The US has among the weakest farm-animal-welfare standards in the developed world. Although improvements in farm-animal welfare are economically feasible, nations and states enacting protective regulation are threatened by competition with cheaper, non-compliant imports. Although recognition in trade agreements and restrictions on sale could help to protect animal welfare, they may rarely be politically feasible. Campaigns directed at consumers and retailers are likely to be more cost-effective than production-related regulations in improving animal welfare and are also compatible with abolitionist objectives.
Gaverick Matheny & Cheryl Leahy,
Farm-Animal Welfare, Legislation, and Trade,
70 Law and Contemporary Problems

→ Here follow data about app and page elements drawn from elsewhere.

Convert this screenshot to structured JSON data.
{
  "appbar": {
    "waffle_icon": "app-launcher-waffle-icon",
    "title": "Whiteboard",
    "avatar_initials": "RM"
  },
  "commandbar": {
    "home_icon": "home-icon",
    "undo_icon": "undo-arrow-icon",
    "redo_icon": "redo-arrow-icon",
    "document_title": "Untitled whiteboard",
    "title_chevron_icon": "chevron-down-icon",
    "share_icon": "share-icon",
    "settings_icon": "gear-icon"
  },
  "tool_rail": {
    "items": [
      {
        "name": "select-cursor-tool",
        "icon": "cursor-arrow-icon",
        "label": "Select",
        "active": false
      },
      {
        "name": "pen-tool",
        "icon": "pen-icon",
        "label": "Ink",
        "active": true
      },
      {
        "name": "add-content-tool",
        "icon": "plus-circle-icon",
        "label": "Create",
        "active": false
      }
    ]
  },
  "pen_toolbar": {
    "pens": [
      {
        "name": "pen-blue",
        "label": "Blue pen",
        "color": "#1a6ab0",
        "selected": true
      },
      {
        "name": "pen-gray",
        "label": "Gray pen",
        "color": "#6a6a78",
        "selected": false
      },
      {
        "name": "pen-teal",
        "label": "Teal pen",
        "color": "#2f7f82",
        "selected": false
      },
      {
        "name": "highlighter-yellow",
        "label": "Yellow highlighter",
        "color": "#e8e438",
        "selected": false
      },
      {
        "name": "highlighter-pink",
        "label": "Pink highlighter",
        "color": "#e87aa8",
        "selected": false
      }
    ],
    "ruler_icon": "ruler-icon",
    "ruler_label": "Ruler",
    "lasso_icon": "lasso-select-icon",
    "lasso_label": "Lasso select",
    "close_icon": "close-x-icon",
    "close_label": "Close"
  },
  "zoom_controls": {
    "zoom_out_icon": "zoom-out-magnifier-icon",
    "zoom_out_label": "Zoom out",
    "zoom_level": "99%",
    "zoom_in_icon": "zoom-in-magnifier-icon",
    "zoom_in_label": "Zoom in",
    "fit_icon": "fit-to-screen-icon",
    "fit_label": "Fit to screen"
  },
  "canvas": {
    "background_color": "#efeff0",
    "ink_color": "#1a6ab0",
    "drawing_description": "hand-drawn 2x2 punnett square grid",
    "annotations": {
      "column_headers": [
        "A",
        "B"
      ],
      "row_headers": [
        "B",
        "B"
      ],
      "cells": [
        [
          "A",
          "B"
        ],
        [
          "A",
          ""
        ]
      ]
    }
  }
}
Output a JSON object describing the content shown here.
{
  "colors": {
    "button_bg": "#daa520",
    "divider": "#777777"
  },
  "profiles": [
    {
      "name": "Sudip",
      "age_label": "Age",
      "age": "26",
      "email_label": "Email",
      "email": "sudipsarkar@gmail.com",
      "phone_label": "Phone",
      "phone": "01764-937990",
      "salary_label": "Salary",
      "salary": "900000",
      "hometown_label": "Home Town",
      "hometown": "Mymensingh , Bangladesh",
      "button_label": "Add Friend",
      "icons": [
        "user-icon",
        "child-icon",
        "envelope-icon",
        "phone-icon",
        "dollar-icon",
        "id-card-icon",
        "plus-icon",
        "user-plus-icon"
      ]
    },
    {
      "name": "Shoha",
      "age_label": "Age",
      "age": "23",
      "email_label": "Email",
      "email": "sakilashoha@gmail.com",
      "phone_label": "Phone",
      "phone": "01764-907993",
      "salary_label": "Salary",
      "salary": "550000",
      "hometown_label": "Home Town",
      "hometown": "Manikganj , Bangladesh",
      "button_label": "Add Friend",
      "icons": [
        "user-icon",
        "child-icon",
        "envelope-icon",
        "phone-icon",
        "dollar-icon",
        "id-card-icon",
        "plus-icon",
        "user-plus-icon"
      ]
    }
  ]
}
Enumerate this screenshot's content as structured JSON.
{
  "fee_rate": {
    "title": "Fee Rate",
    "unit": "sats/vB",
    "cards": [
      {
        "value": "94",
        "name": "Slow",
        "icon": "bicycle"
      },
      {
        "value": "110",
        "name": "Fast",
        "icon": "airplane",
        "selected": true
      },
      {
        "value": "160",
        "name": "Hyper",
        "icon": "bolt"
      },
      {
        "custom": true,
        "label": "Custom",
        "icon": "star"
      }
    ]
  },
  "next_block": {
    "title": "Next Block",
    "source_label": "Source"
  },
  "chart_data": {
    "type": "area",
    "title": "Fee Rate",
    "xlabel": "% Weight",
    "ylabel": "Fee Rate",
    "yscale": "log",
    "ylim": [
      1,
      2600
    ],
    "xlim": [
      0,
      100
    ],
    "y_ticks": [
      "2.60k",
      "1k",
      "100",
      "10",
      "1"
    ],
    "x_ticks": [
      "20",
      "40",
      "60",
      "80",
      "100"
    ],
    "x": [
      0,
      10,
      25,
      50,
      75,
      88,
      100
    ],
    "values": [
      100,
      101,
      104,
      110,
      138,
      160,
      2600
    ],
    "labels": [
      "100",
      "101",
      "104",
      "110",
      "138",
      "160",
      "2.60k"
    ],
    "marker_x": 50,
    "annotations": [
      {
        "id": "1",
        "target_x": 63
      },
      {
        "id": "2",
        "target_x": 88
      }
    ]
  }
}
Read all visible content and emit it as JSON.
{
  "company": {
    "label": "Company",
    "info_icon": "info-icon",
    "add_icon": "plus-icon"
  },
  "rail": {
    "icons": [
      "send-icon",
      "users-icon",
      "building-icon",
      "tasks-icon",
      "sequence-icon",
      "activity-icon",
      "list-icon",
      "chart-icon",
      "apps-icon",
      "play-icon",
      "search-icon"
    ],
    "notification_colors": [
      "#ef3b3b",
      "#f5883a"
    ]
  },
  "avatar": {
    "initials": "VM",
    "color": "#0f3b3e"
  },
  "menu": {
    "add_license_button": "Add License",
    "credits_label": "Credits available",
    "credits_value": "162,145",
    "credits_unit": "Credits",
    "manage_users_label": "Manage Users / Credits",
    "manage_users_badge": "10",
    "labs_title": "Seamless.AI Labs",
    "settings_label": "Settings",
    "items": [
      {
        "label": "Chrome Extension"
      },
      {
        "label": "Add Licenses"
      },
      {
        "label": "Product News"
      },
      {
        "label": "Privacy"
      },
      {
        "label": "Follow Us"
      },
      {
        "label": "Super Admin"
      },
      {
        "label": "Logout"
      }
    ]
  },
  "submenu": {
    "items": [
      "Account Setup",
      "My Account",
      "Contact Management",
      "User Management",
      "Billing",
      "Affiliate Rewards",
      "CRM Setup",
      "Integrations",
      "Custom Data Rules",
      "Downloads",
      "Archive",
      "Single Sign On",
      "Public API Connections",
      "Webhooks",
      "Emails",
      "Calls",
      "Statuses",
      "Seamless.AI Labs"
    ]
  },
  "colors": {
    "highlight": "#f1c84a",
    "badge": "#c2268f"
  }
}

Available at: http://scholarship.law.duke.edu/lcp/vol70/iss1/10